You couldn’t have a greater sign of the old norms of gender and tradition (thankfully) crumbling. This is parenthood 2.0, with fathers – and mothers, of course – carving out a new idea of what raising a child can be. Sacrificing barely anything in their lives and gleefully running themselves into the ground in the process. No man ever complained on his deathbed about missing all those late nights at the office because he had rushed home for bath time.

So the rise of Alpha Dads, whether through ego or guilt, should be applauded and embraced. That more and more men, soggy muslin square proudly slung over their shoulders, see hyper-involved parenting as a priority is enormously positive.
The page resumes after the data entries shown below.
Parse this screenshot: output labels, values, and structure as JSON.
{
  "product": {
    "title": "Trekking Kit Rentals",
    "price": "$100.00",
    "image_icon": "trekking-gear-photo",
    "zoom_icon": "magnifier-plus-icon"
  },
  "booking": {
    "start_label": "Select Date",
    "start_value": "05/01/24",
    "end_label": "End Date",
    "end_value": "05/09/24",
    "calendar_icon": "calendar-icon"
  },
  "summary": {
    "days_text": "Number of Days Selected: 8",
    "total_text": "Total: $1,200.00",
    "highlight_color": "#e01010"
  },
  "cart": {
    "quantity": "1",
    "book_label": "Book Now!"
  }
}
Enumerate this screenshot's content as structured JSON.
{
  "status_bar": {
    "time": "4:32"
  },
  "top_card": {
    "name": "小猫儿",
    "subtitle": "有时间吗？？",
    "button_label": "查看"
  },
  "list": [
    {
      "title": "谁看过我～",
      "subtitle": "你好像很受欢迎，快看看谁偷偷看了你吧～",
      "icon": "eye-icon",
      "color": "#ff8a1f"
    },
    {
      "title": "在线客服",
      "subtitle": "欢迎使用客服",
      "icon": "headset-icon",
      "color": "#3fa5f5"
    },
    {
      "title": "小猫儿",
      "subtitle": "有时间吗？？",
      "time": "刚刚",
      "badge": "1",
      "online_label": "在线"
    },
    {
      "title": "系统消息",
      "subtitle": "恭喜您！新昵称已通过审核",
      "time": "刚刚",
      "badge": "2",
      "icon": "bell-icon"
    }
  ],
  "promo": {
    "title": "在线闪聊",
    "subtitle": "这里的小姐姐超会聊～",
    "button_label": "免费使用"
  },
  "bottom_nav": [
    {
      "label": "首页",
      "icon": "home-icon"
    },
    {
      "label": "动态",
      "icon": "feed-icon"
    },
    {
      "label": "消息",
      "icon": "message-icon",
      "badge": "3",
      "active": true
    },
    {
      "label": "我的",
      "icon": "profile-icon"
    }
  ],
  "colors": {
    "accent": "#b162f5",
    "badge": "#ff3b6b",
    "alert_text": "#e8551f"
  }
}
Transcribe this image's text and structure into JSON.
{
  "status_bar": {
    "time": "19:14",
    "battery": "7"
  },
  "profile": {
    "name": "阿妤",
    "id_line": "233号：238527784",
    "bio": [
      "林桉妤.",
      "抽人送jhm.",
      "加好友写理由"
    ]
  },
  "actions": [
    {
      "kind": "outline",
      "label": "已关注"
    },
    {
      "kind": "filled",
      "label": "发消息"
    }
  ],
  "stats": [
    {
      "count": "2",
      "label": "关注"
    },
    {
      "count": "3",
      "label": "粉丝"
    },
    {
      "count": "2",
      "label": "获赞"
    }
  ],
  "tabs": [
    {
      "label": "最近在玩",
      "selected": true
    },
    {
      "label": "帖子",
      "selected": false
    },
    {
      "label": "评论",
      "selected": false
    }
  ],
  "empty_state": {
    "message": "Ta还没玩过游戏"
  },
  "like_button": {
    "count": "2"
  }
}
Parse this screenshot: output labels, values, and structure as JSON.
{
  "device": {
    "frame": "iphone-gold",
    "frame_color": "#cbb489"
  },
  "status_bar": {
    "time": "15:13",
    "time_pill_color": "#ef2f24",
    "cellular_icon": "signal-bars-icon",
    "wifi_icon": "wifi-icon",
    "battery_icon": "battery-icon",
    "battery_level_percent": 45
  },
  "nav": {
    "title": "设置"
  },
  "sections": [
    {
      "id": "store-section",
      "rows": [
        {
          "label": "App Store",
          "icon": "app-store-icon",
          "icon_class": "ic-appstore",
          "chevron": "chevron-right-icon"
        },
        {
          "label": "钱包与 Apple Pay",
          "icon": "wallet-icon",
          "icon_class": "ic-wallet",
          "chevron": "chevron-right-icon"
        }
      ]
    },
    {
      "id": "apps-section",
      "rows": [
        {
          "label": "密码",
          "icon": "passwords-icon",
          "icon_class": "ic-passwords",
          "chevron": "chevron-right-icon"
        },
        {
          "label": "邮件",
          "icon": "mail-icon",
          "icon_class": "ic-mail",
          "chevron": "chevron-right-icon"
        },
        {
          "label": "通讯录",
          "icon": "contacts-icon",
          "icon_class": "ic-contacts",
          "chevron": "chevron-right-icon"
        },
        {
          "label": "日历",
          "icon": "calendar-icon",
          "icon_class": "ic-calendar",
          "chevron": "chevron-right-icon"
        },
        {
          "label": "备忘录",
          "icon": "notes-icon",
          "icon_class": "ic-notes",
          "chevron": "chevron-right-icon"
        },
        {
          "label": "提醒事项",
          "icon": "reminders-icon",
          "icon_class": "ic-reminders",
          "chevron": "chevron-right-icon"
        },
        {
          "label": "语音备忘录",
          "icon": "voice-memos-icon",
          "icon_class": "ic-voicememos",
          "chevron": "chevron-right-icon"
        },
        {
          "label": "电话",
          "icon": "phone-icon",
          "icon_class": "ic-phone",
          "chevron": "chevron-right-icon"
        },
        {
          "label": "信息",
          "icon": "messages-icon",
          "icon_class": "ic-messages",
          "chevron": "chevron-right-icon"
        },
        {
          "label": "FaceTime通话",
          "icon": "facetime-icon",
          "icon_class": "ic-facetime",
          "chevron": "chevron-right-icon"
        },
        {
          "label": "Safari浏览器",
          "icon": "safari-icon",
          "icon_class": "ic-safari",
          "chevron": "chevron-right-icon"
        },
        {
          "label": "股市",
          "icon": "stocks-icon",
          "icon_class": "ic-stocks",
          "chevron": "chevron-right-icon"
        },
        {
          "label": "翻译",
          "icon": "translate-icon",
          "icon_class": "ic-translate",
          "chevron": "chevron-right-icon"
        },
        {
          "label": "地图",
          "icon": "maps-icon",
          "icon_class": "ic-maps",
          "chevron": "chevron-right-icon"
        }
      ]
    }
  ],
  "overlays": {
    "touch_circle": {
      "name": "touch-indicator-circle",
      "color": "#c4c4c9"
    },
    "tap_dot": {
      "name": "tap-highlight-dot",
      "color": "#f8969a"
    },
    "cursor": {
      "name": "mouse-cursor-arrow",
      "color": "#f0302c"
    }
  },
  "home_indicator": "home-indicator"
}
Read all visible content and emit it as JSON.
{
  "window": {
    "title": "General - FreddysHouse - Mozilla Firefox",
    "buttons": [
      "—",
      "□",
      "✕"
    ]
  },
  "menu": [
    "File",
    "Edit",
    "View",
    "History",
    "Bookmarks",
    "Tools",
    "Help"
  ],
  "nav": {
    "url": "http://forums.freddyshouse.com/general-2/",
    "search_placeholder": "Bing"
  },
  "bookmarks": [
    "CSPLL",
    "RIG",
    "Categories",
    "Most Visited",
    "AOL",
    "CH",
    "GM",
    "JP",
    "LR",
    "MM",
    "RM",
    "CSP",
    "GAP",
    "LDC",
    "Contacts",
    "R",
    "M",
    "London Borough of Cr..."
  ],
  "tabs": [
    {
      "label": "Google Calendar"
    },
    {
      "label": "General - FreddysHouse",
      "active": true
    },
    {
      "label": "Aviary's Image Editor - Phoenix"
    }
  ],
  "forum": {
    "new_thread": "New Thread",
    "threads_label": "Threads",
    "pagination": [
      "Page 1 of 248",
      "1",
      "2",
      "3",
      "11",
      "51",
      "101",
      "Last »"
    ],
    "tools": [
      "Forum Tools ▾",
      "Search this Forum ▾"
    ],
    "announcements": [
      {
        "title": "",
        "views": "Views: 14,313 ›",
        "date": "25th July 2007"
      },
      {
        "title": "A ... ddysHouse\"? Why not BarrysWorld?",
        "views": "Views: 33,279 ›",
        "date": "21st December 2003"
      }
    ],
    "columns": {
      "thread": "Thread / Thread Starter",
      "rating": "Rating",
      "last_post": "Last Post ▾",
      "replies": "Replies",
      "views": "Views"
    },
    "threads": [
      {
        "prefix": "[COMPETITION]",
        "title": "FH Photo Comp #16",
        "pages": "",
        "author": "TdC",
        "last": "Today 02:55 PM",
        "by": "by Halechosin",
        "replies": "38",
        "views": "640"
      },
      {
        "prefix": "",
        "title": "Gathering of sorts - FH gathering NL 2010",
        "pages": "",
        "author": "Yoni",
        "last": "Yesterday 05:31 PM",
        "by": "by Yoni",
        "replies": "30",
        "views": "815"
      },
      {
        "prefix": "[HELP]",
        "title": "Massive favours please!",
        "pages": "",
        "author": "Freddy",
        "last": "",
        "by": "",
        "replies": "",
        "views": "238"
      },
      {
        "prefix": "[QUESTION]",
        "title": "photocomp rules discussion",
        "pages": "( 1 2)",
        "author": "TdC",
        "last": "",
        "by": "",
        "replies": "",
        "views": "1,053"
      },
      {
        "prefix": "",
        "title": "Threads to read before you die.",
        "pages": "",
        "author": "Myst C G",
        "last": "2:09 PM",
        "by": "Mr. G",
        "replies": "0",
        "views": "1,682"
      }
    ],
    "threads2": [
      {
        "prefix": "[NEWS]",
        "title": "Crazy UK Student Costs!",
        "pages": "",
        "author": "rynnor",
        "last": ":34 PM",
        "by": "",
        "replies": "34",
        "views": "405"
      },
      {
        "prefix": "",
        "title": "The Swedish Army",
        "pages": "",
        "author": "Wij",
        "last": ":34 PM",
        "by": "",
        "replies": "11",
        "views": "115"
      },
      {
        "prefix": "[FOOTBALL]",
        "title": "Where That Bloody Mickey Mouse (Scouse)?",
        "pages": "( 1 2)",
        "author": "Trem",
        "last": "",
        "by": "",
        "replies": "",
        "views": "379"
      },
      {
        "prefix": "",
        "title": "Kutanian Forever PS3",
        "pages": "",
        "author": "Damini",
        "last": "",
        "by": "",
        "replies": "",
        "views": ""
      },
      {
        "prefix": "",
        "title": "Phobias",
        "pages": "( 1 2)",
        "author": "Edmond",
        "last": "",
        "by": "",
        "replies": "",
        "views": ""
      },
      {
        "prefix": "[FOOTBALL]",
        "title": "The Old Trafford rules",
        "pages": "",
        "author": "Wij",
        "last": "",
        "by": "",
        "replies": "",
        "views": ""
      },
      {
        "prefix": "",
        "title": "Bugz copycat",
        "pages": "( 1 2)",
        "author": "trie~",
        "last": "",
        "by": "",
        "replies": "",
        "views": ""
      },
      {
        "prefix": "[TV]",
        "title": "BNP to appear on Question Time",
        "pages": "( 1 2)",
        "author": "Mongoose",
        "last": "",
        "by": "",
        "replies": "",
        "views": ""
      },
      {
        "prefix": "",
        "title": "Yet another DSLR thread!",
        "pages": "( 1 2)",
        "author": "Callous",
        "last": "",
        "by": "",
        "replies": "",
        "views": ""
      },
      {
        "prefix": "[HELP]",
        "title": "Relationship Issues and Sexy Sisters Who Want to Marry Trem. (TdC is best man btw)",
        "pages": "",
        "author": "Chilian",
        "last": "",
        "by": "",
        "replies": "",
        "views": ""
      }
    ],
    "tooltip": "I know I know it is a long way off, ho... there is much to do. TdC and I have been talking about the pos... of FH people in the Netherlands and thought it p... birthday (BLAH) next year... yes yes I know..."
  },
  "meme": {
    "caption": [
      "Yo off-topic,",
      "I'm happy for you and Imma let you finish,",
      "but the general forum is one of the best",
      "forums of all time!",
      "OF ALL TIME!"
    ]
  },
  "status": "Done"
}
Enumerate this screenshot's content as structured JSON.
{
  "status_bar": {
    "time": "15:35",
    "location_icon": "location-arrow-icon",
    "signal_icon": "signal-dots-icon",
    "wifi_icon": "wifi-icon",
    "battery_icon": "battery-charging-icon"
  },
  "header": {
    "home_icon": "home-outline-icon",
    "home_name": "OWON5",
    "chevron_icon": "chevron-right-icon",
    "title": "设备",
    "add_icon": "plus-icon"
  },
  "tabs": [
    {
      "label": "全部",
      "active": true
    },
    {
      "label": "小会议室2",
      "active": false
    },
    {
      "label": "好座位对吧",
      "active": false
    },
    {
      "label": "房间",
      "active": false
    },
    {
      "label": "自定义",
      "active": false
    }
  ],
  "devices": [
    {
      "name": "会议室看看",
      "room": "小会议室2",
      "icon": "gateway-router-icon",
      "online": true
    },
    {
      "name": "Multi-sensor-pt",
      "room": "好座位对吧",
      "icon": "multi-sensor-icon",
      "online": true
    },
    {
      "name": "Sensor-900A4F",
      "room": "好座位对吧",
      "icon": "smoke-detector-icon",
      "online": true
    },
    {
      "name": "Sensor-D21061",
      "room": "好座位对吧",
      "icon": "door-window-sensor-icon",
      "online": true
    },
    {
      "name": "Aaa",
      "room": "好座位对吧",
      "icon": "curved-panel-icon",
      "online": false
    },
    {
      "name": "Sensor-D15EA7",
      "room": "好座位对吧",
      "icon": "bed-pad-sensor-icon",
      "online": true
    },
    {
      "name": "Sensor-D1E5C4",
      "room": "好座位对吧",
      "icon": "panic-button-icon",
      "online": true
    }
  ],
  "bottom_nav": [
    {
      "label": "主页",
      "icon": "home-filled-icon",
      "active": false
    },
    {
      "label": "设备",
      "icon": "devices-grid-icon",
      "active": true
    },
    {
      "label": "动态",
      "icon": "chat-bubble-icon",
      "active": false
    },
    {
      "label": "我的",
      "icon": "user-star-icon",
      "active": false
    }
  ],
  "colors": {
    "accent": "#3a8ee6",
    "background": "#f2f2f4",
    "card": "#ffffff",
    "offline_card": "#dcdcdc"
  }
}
You only need to look at the steady stream of surveys (a 2011 report found fatherless children were 76 per cent more likely to turn to crime) showing the direct correlation between absentee fathers and kids with all sorts of problems.

Personally speaking, the impulse to put my young son to bed every night, take him for regular walks and tackle the grimmest of nappies comes from wanting to give his mum a well-deserved break as she hits pause on her career. The dopamine hit of getting to know our little babbling drunk just makes it the ultimate win-win.

People are starting to scurry home now. We put our boy in his pram and head out into the sticky afternoon. The streets are packed and the clock is ticking until bath time, but it’s OK. We took a picture of him with some complimentary pink sunglasses propped on his face and a glo-stick in his hand. It was totally worth it.

For upcoming Baby Rave London events visit; Disco Loco returns on 6 October

(Images: – Image 2 at the top, courtesy of Disco Loco, All others: Rex)